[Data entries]
[Start of Attachment]

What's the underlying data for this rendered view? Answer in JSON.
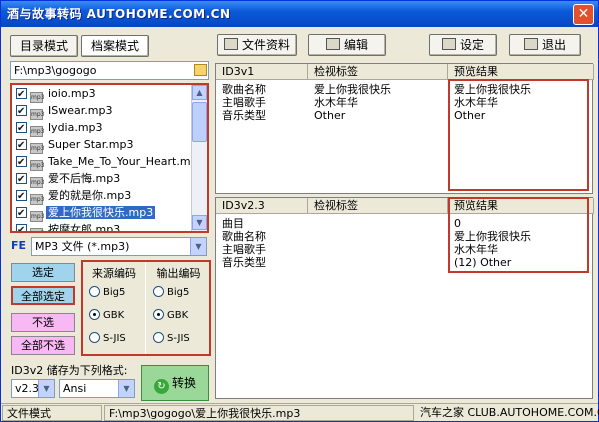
{
  "window": {
    "title": "酒与故事转码 AUTOHOME.COM.CN",
    "close_symbol": "✕"
  },
  "left_tabs": {
    "dir_mode": "目录模式",
    "file_mode": "档案模式"
  },
  "toolbar": {
    "file_info": "文件资料",
    "edit": "编辑",
    "settings": "设定",
    "exit": "退出"
  },
  "path": "F:\\mp3\\gogogo",
  "files": [
    "ioio.mp3",
    "ISwear.mp3",
    "lydia.mp3",
    "Super Star.mp3",
    "Take_Me_To_Your_Heart.mp3",
    "爱不后悔.mp3",
    "爱的就是你.mp3",
    "爱上你我很快乐.mp3",
    "按摩女郎.mp3"
  ],
  "selected_file_index": 7,
  "mp3_icon_text": "mp3",
  "filter": {
    "label": "FE",
    "value": "MP3 文件 (*.mp3)"
  },
  "actions": {
    "select": "选定",
    "select_all": "全部选定",
    "deselect": "不选",
    "deselect_all": "全部不选"
  },
  "encoding": {
    "source_title": "来源编码",
    "output_title": "输出编码",
    "options": [
      "Big5",
      "GBK",
      "S-JIS"
    ],
    "source_selected": "GBK",
    "output_selected": "GBK"
  },
  "store": {
    "label": "ID3v2 储存为下列格式:",
    "version": "v2.3",
    "charset": "Ansi",
    "convert": "转换"
  },
  "id3v1": {
    "headers": [
      "ID3v1",
      "检视标签",
      "预览结果"
    ],
    "rows": [
      [
        "歌曲名称",
        "爱上你我很快乐",
        "爱上你我很快乐"
      ],
      [
        "主唱歌手",
        "水木年华",
        "水木年华"
      ],
      [
        "音乐类型",
        "Other",
        "Other"
      ]
    ]
  },
  "id3v2": {
    "headers": [
      "ID3v2.3",
      "检视标签",
      "预览结果"
    ],
    "rows": [
      [
        "曲目",
        "",
        "0"
      ],
      [
        "歌曲名称",
        "",
        "爱上你我很快乐"
      ],
      [
        "主唱歌手",
        "",
        "水木年华"
      ],
      [
        "音乐类型",
        "",
        "(12) Other"
      ]
    ]
  },
  "statusbar": {
    "mode": "文件模式",
    "path": "F:\\mp3\\gogogo\\爱上你我很快乐.mp3",
    "brand": "汽车之家 CLUB.AUTOHOME.COM.CN"
  },
  "colors": {
    "title_bar": "#0a5ad8",
    "highlight": "#316ac5",
    "red_frame": "#c0392b",
    "select_btn": "#9fd4ec",
    "deselect_btn": "#f7b8f3",
    "convert_btn": "#99d898"
  }
}
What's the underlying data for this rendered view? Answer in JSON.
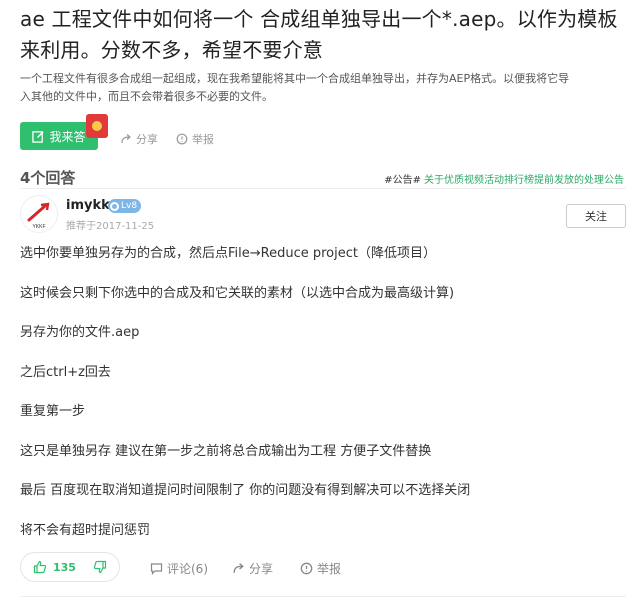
{
  "question": {
    "title_line1": "ae 工程文件中如何将一个 合成组单独导出一个*.aep。以作为模板",
    "title_line2": "来利用。分数不多，希望不要介意",
    "desc_line1": "一个工程文件有很多合成组一起组成，现在我希望能将其中一个合成组单独导出，并存为AEP格式。以便我将它导",
    "desc_line2": "入其他的文件中，而且不会带着很多不必要的文件。",
    "answer_button": "我来答",
    "share_label": "分享",
    "report_label": "举报"
  },
  "answers_header": {
    "count_label": "4个回答",
    "notice_tag": "#公告#",
    "notice_link": "关于优质视频活动排行榜提前发放的处理公告"
  },
  "answer": {
    "username": "imykk",
    "level": "Lv8",
    "avatar_text": "YKKF",
    "recommended_date": "推荐于2017-11-25",
    "follow_label": "关注",
    "lines": [
      "选中你要单独另存为的合成，然后点File→Reduce project（降低项目）",
      "这时候会只剩下你选中的合成及和它关联的素材（以选中合成为最高级计算)",
      "另存为你的文件.aep",
      "之后ctrl+z回去",
      "重复第一步",
      "这只是单独另存 建议在第一步之前将总合成输出为工程 方便子文件替换",
      "最后 百度现在取消知道提问时间限制了 你的问题没有得到解决可以不选择关闭",
      "将不会有超时提问惩罚"
    ],
    "votes": "135",
    "comment_label": "评论(6)",
    "share_label": "分享",
    "report_label": "举报"
  },
  "colors": {
    "accent_green": "#2fbf6f",
    "level_badge": "#7eb6e8",
    "notice_link": "#2ea86a"
  },
  "icons": [
    "edit-icon",
    "red-envelope-icon",
    "share-icon",
    "report-icon",
    "level-icon",
    "thumb-up-icon",
    "thumb-down-icon",
    "comment-icon"
  ]
}
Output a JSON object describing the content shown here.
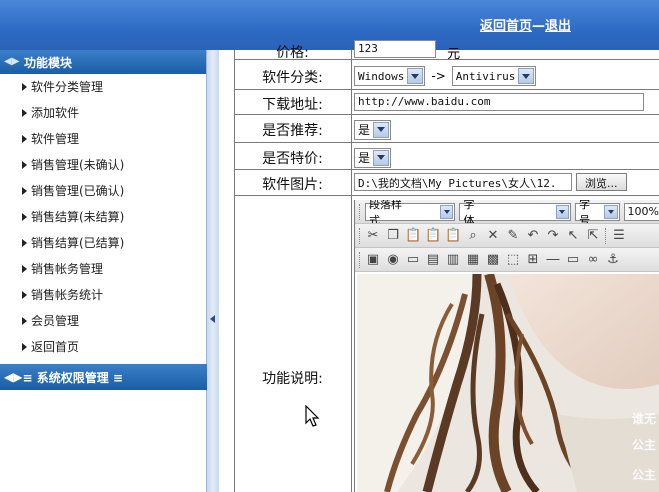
{
  "header": {
    "home_link": "返回首页",
    "separator": "—",
    "logout_link": "退出"
  },
  "sidebar": {
    "module1_title": "功能模块",
    "items": [
      {
        "label": "软件分类管理"
      },
      {
        "label": "添加软件"
      },
      {
        "label": "软件管理"
      },
      {
        "label": "销售管理(未确认)"
      },
      {
        "label": "销售管理(已确认)"
      },
      {
        "label": "销售结算(未结算)"
      },
      {
        "label": "销售结算(已结算)"
      },
      {
        "label": "销售帐务管理"
      },
      {
        "label": "销售帐务统计"
      },
      {
        "label": "会员管理"
      },
      {
        "label": "返回首页"
      }
    ],
    "module2_title": "≡ 系统权限管理 ≡"
  },
  "form": {
    "price_label": "价格:",
    "price_value": "123",
    "price_unit": "元",
    "category_label": "软件分类:",
    "category_main": "Windows",
    "category_arrow": "->",
    "category_sub": "Antivirus",
    "download_label": "下载地址:",
    "download_value": "http://www.baidu.com",
    "recommend_label": "是否推荐:",
    "recommend_value": "是",
    "special_label": "是否特价:",
    "special_value": "是",
    "image_label": "软件图片:",
    "image_value": "D:\\我的文档\\My Pictures\\女人\\12.",
    "browse_button": "浏览...",
    "description_label": "功能说明:"
  },
  "editor": {
    "paragraph_style": "段落样式",
    "font": "字体",
    "font_size": "字号",
    "zoom": "100%",
    "watermark1": "谁无",
    "watermark2": "公主",
    "watermark3": "公主"
  },
  "colors": {
    "header_blue": "#2e6bc4",
    "module_blue": "#1b5ea8"
  }
}
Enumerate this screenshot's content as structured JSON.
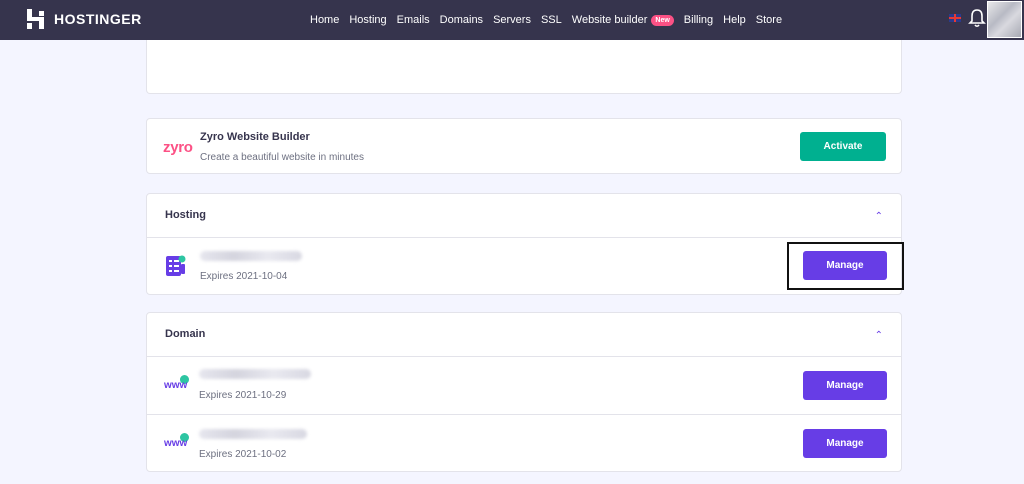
{
  "header": {
    "brand": "HOSTINGER",
    "nav": [
      {
        "label": "Home"
      },
      {
        "label": "Hosting"
      },
      {
        "label": "Emails"
      },
      {
        "label": "Domains"
      },
      {
        "label": "Servers"
      },
      {
        "label": "SSL"
      },
      {
        "label": "Website builder",
        "badge": "New"
      },
      {
        "label": "Billing"
      },
      {
        "label": "Help"
      },
      {
        "label": "Store"
      }
    ],
    "icons": [
      "uk-flag-icon",
      "bell-icon",
      "avatar"
    ]
  },
  "zyro": {
    "logo": "zyro",
    "title": "Zyro Website Builder",
    "subtitle": "Create a beautiful website in minutes",
    "button": "Activate"
  },
  "hosting": {
    "title": "Hosting",
    "items": [
      {
        "expires": "Expires 2021-10-04",
        "button": "Manage"
      }
    ]
  },
  "domain": {
    "title": "Domain",
    "items": [
      {
        "icon_text": "www",
        "expires": "Expires 2021-10-29",
        "button": "Manage"
      },
      {
        "icon_text": "www",
        "expires": "Expires 2021-10-02",
        "button": "Manage"
      }
    ]
  },
  "colors": {
    "topbar": "#36344d",
    "accent": "#673de6",
    "activate": "#00b090",
    "zyro": "#fc5185"
  }
}
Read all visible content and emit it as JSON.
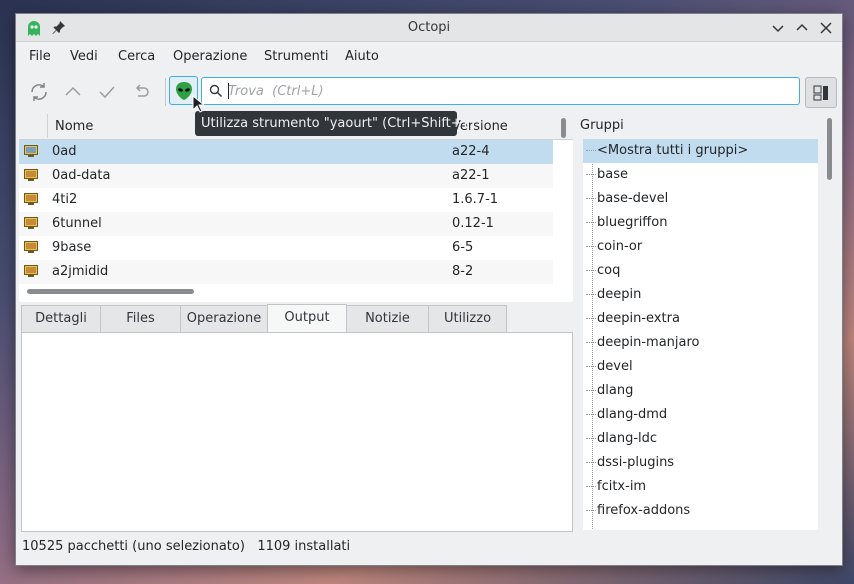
{
  "window": {
    "title": "Octopi"
  },
  "menubar": {
    "items": [
      "File",
      "Vedi",
      "Cerca",
      "Operazione",
      "Strumenti",
      "Aiuto"
    ]
  },
  "search": {
    "placeholder": "Trova  (Ctrl+L)",
    "value": ""
  },
  "tooltip": {
    "text": "Utilizza strumento \"yaourt\"  (Ctrl+Shift+Y)"
  },
  "packages": {
    "columns": {
      "name": "Nome",
      "version": "Versione"
    },
    "rows": [
      {
        "name": "0ad",
        "version": "a22-4"
      },
      {
        "name": "0ad-data",
        "version": "a22-1"
      },
      {
        "name": "4ti2",
        "version": "1.6.7-1"
      },
      {
        "name": "6tunnel",
        "version": "0.12-1"
      },
      {
        "name": "9base",
        "version": "6-5"
      },
      {
        "name": "a2jmidid",
        "version": "8-2"
      }
    ]
  },
  "tabs": [
    "Dettagli",
    "Files",
    "Operazione",
    "Output",
    "Notizie",
    "Utilizzo"
  ],
  "groups": {
    "header": "Gruppi",
    "items": [
      "<Mostra tutti i gruppi>",
      "base",
      "base-devel",
      "bluegriffon",
      "coin-or",
      "coq",
      "deepin",
      "deepin-extra",
      "deepin-manjaro",
      "devel",
      "dlang",
      "dlang-dmd",
      "dlang-ldc",
      "dssi-plugins",
      "fcitx-im",
      "firefox-addons"
    ]
  },
  "status": {
    "packages": "10525 pacchetti (uno selezionato)",
    "installed": "1109 installati"
  },
  "colors": {
    "accent": "#3daee9",
    "selection": "#c1dcef",
    "alien": "#2ea043"
  }
}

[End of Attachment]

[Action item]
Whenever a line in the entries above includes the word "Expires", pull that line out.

[Exercise response]
        "expires": "Expires 2021-10-04",
        "expires": "Expires 2021-10-29",
        "expires": "Expires 2021-10-02",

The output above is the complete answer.